[THE PROBLEM]
Word for word, restate every record.

(Entries taken from a collection)
-=-=-=-=-

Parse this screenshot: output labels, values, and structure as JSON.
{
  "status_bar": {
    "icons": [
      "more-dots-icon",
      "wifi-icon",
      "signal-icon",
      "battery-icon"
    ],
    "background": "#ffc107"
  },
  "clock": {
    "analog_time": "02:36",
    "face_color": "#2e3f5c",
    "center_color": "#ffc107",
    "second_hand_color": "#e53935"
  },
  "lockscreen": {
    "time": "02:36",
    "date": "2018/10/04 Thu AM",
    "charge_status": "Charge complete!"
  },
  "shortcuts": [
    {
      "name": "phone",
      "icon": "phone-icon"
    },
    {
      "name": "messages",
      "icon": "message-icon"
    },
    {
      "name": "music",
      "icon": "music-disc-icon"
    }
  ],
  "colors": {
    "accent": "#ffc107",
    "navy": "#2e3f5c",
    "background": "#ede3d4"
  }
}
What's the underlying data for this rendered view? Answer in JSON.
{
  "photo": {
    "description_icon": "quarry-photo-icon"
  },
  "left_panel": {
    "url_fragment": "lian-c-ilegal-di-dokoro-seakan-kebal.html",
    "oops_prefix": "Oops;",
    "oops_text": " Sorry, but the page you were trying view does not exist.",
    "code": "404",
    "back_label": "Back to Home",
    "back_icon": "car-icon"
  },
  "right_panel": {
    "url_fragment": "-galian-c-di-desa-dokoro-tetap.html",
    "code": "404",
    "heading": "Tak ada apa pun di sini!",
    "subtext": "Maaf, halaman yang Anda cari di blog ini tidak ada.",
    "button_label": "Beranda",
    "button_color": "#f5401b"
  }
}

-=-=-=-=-

[SOLUTION BELOW]
Parse this screenshot: output labels, values, and structure as JSON.
{
  "status_bar": {
    "icons": [
      "more-dots-icon",
      "wifi-icon",
      "signal-icon",
      "battery-icon"
    ],
    "background": "#ffc107"
  },
  "clock": {
    "analog_time": "02:36",
    "face_color": "#2e3f5c",
    "center_color": "#ffc107",
    "second_hand_color": "#e53935"
  },
  "lockscreen": {
    "time": "02:36",
    "date": "2018/10/04 Thu AM",
    "charge_status": "Charge complete!"
  },
  "shortcuts": [
    {
      "name": "phone",
      "icon": "phone-icon"
    },
    {
      "name": "messages",
      "icon": "message-icon"
    },
    {
      "name": "music",
      "icon": "music-disc-icon"
    }
  ],
  "colors": {
    "accent": "#ffc107",
    "navy": "#2e3f5c",
    "background": "#ede3d4"
  }
}
What's the underlying data for this rendered view? Answer in JSON.
{
  "photo": {
    "description_icon": "quarry-photo-icon"
  },
  "left_panel": {
    "url_fragment": "lian-c-ilegal-di-dokoro-seakan-kebal.html",
    "oops_prefix": "Oops;",
    "oops_text": " Sorry, but the page you were trying view does not exist.",
    "code": "404",
    "back_label": "Back to Home",
    "back_icon": "car-icon"
  },
  "right_panel": {
    "url_fragment": "-galian-c-di-desa-dokoro-tetap.html",
    "code": "404",
    "heading": "Tak ada apa pun di sini!",
    "subtext": "Maaf, halaman yang Anda cari di blog ini tidak ada.",
    "button_label": "Beranda",
    "button_color": "#f5401b"
  }
}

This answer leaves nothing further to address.